This blog is neither Christian nor atheist. I write about things that matter to me and hopefully to the society at large. I just write and my values ooze out in the posts. Grace, redemption, love, freedom, justice, humor, and (at times righteous) anger. Christian is who I am, not the agenda I push or the blog I write. I don’t need to slap a label on anything or wear a banner that shows I belong to some sort of club or belief system.
I think it takes a bit of courage as well as discipline to venture out of one’s subculture to intersect with the world at large.
We could use a few more blogs (and people) who are willing to engage people from all walks of life. We need words of love, hope and inspiration to reach far outside of any bubble or barrier we unknowingly (or knowingly) create. This requires writers to choose our words carefully and avoid content and jargon that is merely understood by a few. Code language. Drop it.
This is a challenge that not enough people of faith are choosing to accept. They would rather say what’s “Biblical” without connecting with the world, get a few “amens” (perhaps in the form of a dozen comments) and call it a night. Easy if you ask me.

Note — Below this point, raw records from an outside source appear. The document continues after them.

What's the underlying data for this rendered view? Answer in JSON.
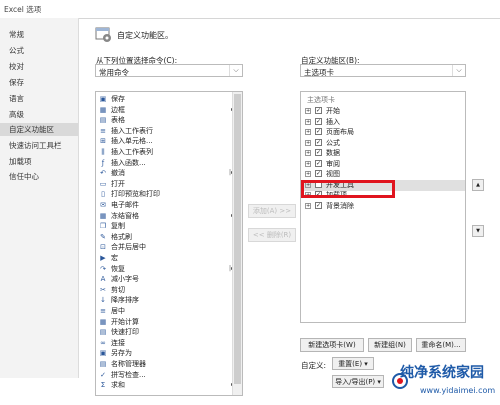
{
  "window": {
    "title": "Excel 选项"
  },
  "nav": {
    "items": [
      {
        "label": "常规"
      },
      {
        "label": "公式"
      },
      {
        "label": "校对"
      },
      {
        "label": "保存"
      },
      {
        "label": "语言"
      },
      {
        "label": "高级"
      },
      {
        "label": "自定义功能区",
        "active": true
      },
      {
        "label": "快速访问工具栏"
      },
      {
        "label": "加载项"
      },
      {
        "label": "信任中心"
      }
    ]
  },
  "header": {
    "text": "自定义功能区。"
  },
  "left": {
    "choose_label": "从下列位置选择命令(C):",
    "choose_value": "常用命令",
    "commands": [
      {
        "icon": "save-icon",
        "glyph": "▣",
        "label": "保存"
      },
      {
        "icon": "border-icon",
        "glyph": "▦",
        "label": "边框",
        "sub": "▸"
      },
      {
        "icon": "table-icon",
        "glyph": "▤",
        "label": "表格"
      },
      {
        "icon": "insert-row-icon",
        "glyph": "≡",
        "label": "插入工作表行"
      },
      {
        "icon": "insert-cell-icon",
        "glyph": "⊞",
        "label": "插入单元格..."
      },
      {
        "icon": "insert-col-icon",
        "glyph": "⫼",
        "label": "插入工作表列"
      },
      {
        "icon": "function-icon",
        "glyph": "ƒ",
        "label": "插入函数..."
      },
      {
        "icon": "undo-icon",
        "glyph": "↶",
        "label": "撤消",
        "sub": "|▸"
      },
      {
        "icon": "open-icon",
        "glyph": "▭",
        "label": "打开"
      },
      {
        "icon": "print-preview-icon",
        "glyph": "▯",
        "label": "打印预览和打印"
      },
      {
        "icon": "email-icon",
        "glyph": "✉",
        "label": "电子邮件"
      },
      {
        "icon": "freeze-icon",
        "glyph": "▦",
        "label": "冻结窗格",
        "sub": "▸"
      },
      {
        "icon": "copy-icon",
        "glyph": "❐",
        "label": "复制"
      },
      {
        "icon": "format-painter-icon",
        "glyph": "✎",
        "label": "格式刷"
      },
      {
        "icon": "merge-icon",
        "glyph": "⊡",
        "label": "合并后居中"
      },
      {
        "icon": "macro-icon",
        "glyph": "▶",
        "label": "宏"
      },
      {
        "icon": "redo-icon",
        "glyph": "↷",
        "label": "恢复",
        "sub": "|▸"
      },
      {
        "icon": "font-size-down-icon",
        "glyph": "A",
        "label": "减小字号"
      },
      {
        "icon": "cut-icon",
        "glyph": "✂",
        "label": "剪切"
      },
      {
        "icon": "sort-desc-icon",
        "glyph": "↓",
        "label": "降序排序"
      },
      {
        "icon": "center-icon",
        "glyph": "≡",
        "label": "居中"
      },
      {
        "icon": "calc-icon",
        "glyph": "▦",
        "label": "开始计算"
      },
      {
        "icon": "quick-print-icon",
        "glyph": "▤",
        "label": "快速打印"
      },
      {
        "icon": "link-icon",
        "glyph": "∞",
        "label": "连接"
      },
      {
        "icon": "save-as-icon",
        "glyph": "▣",
        "label": "另存为"
      },
      {
        "icon": "name-manager-icon",
        "glyph": "▤",
        "label": "名称管理器"
      },
      {
        "icon": "spelling-icon",
        "glyph": "✓",
        "label": "拼写检查..."
      },
      {
        "icon": "sum-icon",
        "glyph": "Σ",
        "label": "求和",
        "sub": "▸"
      }
    ]
  },
  "middle": {
    "add_label": "添加(A) >>",
    "remove_label": "<< 删除(R)"
  },
  "right": {
    "customize_label": "自定义功能区(B):",
    "customize_value": "主选项卡",
    "tree_root": "主选项卡",
    "tabs": [
      {
        "label": "开始",
        "checked": true
      },
      {
        "label": "插入",
        "checked": true
      },
      {
        "label": "页面布局",
        "checked": true
      },
      {
        "label": "公式",
        "checked": true
      },
      {
        "label": "数据",
        "checked": true
      },
      {
        "label": "审阅",
        "checked": true
      },
      {
        "label": "视图",
        "checked": true
      },
      {
        "label": "开发工具",
        "checked": false,
        "selected": true
      },
      {
        "label": "加载项",
        "checked": true
      },
      {
        "label": "背景消除",
        "checked": true
      }
    ],
    "new_tab_label": "新建选项卡(W)",
    "new_group_label": "新建组(N)",
    "rename_label": "重命名(M)...",
    "customizations_label": "自定义:",
    "reset_label": "重置(E) ▾",
    "import_export_label": "导入/导出(P) ▾",
    "move_up": "▲",
    "move_down": "▼"
  },
  "watermark": {
    "title": "纯净系统家园",
    "url": "www.yidaimei.com"
  },
  "colors": {
    "highlight": "#e0141e",
    "nav_active": "#d9d9d9",
    "watermark": "#1e5aa8"
  }
}
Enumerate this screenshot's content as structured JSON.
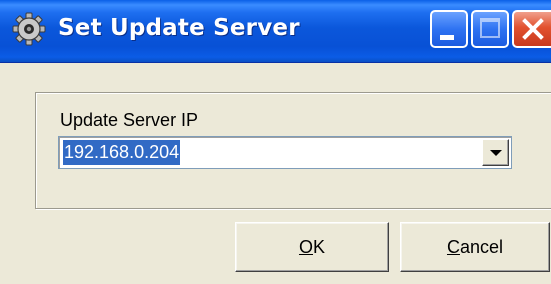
{
  "window": {
    "title": "Set Update Server",
    "icon": "gear-icon",
    "controls": {
      "minimize_icon": "minimize-icon",
      "maximize_icon": "maximize-icon",
      "close_icon": "close-icon"
    },
    "colors": {
      "titlebar": "#0b57db",
      "close_button": "#e2522f",
      "selection": "#316ac5",
      "dialog_background": "#ece9d8"
    }
  },
  "form": {
    "field_label": "Update Server IP",
    "server_ip_value": "192.168.0.204",
    "dropdown_icon": "chevron-down-icon"
  },
  "buttons": {
    "ok": {
      "mnemonic": "O",
      "rest": "K"
    },
    "cancel": {
      "mnemonic": "C",
      "rest": "ancel"
    }
  }
}
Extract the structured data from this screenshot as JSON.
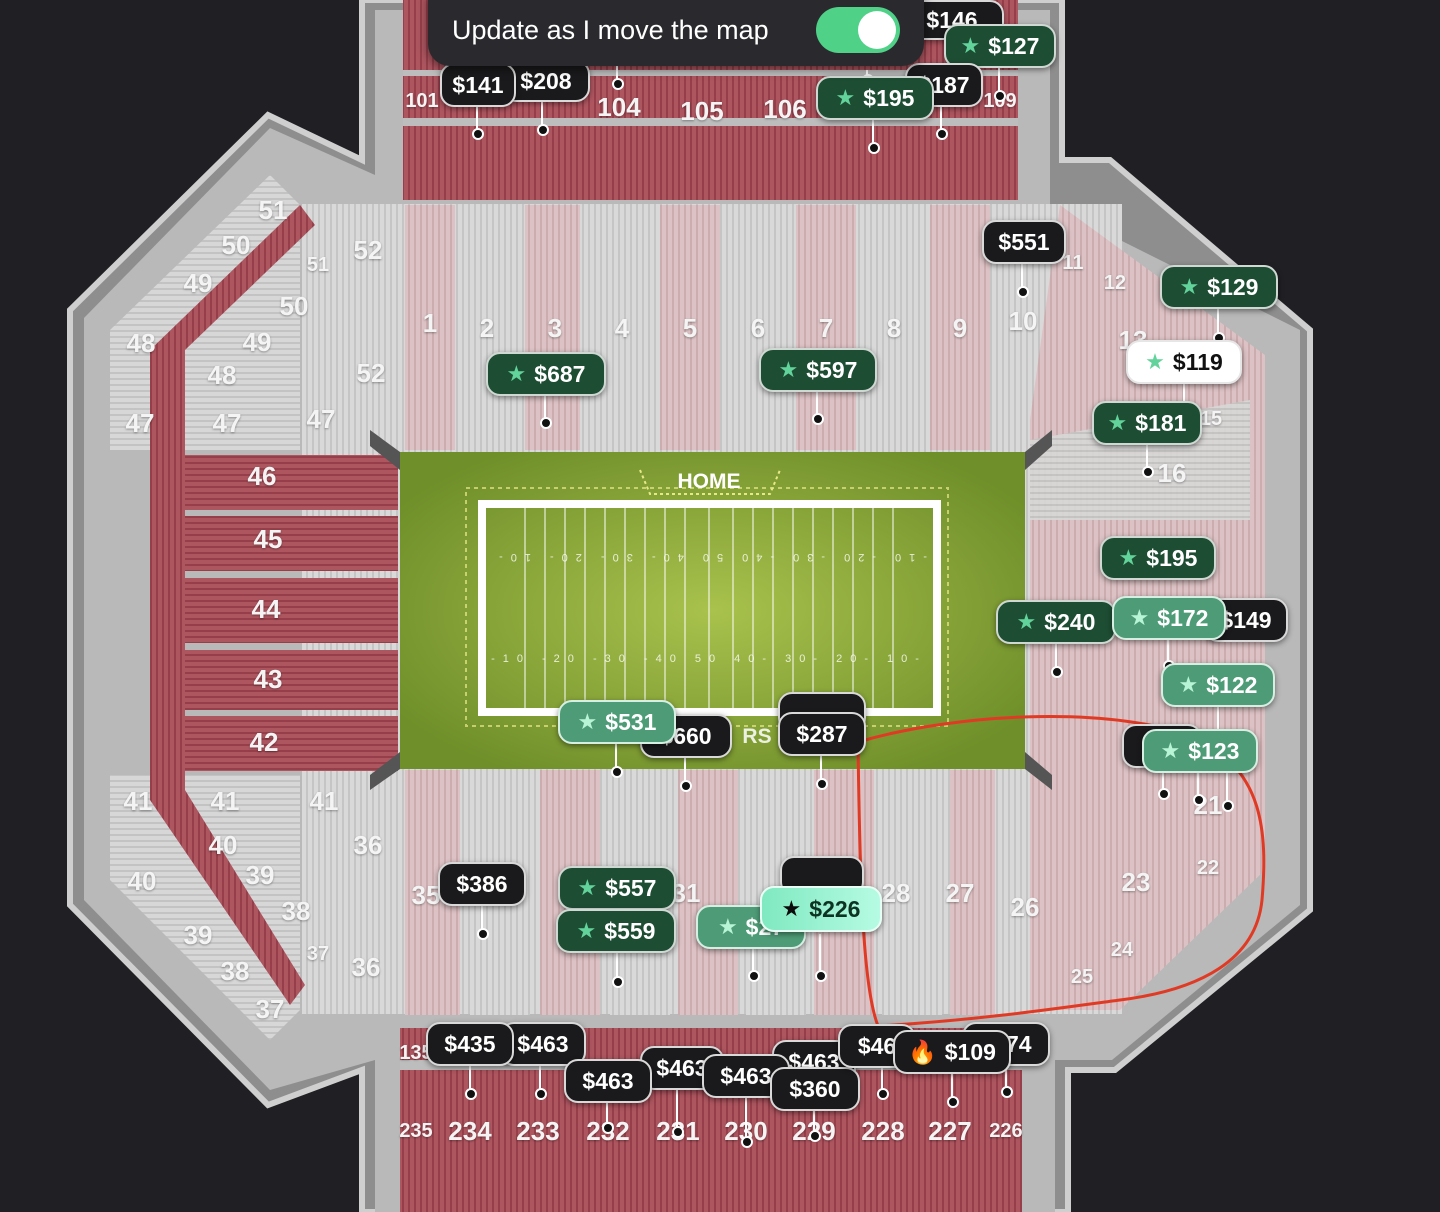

**It’s ok if you disagree because these are just my opinions, not facts… although I sometimes wish my words became facts. That would be freakin sweet.**
So all that to say, I relish the challenge of writing about things that matter culturally and spiritually, and I love trying to communicate in ways that invites anyone to participate and understand. I want to link the divide between pop-culture and faith, between atheism and “Christianity.” I want to challenge everyone to think deeper, to communicate clearer, to help make this world a better place and become fans of the Los Angeles Lakers. (last part optional)
So whether that’s Christian or not “Christian” enough is besides the point. Call this blog whatever you want! I’m thankful you read it and find it worthwhile.
Maybe you have something to say on this? What scenarios do you see some of these challenges at play in your own lives? And more importantly, do you agree or disagree with me? Because if you disagree with me, you are no longer welcome here… just kidding.